The problem: everything else on the Mac worked, but iChat would not connect for video chats. You’ve probably seen the generic error messages before: “There was a communication error during your chat.” “No data has been received for 10 seconds” timeouts. “User cancelled the connection.” “Did not receive a response from user.” And so on. My family member spent five or so hours with the MacBook’s integrated help system and people on the telephone trying to figure out what the issue was. Was it port forwarding? No. A lack of general Internet connectivity? No.
User error? No. Nothing seemed to help, and the computer was literally moments away from being boxed and sent back to Apple.
What ultimately worked in this case was a solution that, in my view, should be your starting point: the wireless router was removed, and the Mac was connected directly via a wire to the cable modem via its Ethernet port. Suddenly iChat began to work perfectly—no mysterious errors. This single step demonstrated that the Mac was capable of working, and that the cable modem was doing everything it should be doing, too. There was something wrong with the wireless router. Maybe.
At this point, I will tell you a little something about wireless routers. People have really bad experiences with them, and the companies that sell them. Unfortunately, these problems actually come from numerous sources: existing wireless home phones, microwave ovens, other wireless devices, poorly made routers, poorly written wireless software and firmware for both the routers and wireless computers—the list goes on and on. Because there are so many ways that wireless networks can hiccup or fail, router makers often throw up their hands and leave customers to troubleshoot their own problems.

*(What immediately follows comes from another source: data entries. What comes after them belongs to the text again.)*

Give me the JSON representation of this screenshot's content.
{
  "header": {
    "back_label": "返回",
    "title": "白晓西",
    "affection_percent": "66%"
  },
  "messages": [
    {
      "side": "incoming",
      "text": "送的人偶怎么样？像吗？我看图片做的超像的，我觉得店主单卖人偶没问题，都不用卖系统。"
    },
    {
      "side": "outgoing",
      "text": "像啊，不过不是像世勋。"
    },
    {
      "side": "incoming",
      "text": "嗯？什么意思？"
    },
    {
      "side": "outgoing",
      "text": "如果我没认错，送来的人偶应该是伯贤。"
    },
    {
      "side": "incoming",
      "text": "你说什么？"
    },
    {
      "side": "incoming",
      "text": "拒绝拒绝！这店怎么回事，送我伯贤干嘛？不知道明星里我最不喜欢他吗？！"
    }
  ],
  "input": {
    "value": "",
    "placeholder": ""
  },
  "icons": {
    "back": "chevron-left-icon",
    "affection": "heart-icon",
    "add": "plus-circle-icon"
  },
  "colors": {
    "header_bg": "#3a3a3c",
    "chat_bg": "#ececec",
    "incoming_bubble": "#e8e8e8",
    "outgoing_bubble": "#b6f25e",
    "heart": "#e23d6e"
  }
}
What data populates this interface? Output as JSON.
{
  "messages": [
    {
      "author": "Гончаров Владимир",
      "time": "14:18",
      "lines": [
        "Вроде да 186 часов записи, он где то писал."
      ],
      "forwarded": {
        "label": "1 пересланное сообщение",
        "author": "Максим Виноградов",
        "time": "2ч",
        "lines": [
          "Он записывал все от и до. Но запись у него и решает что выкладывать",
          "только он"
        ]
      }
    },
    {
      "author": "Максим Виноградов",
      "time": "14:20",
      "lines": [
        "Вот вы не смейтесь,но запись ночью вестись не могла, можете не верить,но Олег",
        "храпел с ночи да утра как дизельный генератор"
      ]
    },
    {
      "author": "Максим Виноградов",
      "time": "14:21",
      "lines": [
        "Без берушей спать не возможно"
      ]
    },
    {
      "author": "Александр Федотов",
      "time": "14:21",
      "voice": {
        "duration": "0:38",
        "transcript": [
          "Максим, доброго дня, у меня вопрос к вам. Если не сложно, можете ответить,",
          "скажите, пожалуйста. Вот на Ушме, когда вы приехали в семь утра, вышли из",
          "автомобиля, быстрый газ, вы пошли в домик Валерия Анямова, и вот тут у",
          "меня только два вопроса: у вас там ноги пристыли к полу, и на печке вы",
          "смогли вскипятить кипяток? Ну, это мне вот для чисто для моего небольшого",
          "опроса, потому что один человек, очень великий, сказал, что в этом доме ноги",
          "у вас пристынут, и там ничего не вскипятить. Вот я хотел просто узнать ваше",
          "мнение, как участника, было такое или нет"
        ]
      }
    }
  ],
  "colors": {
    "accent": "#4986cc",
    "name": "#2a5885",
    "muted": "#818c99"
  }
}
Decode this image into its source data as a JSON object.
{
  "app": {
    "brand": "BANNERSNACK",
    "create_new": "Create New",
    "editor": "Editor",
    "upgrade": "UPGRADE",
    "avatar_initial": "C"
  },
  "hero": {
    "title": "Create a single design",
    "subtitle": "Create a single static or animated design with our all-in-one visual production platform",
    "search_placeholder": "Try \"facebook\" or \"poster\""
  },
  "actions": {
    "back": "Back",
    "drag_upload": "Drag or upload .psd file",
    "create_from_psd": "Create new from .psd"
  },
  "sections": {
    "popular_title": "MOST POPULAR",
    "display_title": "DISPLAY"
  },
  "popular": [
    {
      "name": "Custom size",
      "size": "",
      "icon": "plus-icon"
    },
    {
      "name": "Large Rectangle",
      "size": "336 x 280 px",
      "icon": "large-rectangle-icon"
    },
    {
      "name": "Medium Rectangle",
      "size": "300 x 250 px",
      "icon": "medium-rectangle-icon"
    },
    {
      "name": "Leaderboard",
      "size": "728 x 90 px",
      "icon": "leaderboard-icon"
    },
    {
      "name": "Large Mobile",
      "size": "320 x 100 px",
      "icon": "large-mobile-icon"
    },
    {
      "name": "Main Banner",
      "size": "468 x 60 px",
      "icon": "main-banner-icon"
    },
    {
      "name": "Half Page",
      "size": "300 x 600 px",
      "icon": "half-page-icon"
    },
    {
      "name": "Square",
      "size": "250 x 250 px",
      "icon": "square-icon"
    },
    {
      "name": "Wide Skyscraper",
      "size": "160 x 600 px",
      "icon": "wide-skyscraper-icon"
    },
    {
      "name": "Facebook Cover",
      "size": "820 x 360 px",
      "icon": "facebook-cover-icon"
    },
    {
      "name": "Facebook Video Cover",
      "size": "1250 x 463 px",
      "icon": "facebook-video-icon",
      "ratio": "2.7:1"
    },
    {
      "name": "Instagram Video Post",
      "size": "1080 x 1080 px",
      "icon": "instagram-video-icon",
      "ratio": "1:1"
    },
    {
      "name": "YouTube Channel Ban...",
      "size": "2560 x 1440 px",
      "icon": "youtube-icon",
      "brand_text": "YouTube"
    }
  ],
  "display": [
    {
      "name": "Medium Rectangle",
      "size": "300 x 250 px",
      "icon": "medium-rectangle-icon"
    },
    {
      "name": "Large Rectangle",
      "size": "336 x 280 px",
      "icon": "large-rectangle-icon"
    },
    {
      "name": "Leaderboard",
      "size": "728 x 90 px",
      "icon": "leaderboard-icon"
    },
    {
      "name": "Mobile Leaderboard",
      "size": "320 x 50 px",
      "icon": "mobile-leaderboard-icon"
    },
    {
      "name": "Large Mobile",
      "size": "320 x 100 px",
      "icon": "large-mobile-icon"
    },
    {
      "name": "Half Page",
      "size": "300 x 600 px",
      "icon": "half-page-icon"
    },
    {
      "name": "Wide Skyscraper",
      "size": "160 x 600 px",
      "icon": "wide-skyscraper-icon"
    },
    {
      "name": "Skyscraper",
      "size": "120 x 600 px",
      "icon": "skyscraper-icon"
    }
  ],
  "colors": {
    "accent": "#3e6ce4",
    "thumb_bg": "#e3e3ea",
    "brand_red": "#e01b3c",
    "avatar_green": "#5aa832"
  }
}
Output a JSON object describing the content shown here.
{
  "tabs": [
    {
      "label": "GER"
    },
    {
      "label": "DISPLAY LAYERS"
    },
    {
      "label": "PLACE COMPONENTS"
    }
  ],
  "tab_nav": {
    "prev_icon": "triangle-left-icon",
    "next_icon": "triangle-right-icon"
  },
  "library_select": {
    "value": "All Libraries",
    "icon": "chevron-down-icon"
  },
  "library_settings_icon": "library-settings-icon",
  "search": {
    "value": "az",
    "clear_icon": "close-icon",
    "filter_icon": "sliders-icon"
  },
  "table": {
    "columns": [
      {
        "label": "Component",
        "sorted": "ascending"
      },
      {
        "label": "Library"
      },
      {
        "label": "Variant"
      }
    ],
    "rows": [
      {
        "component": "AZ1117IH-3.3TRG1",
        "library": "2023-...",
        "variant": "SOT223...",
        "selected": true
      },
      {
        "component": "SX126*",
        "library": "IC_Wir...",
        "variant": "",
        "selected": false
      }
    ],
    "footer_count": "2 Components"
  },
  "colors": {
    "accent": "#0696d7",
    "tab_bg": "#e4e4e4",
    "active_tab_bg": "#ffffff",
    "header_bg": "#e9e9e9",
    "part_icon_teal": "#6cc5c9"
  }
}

They point to Apple and other computer makers. They point to the cable modems, DSL systems, and their providers. And then, when you call your computer or cable modem company, these companies point somewhere else. It’s nobody’s fault.
I can’t tell you for certain that the iChat problem you’re having is going to be the exact same one as discussed here, but I can tell you this: eliminating the wireless router as a cause is a critical first step. Once your computer is connected directly to your broadband modem, and you confirm that your web browser can connect with a web site, you can then test your connection with one of three little-known Apple iChat test buddies. These are added using the + icon on iChat’s buddy list, keeping the Account type as AIM, and creating 3 separate buddies by entering one name at a time into the Account name: field, hitting the Add button, and repeating that process until all 3 are added.
The next step is to click on the bright green camera icon next to one of these names, the first two of which run Apple commercials on non-stop loops (below), the third of which is supposed to mirror back your video to you. If one of the three names is grayed out, someone else is testing with it now, but if it’s bright green, you can connect and do a test right away. If it works and runs stable, your machine’s just fine and your connection is just fine.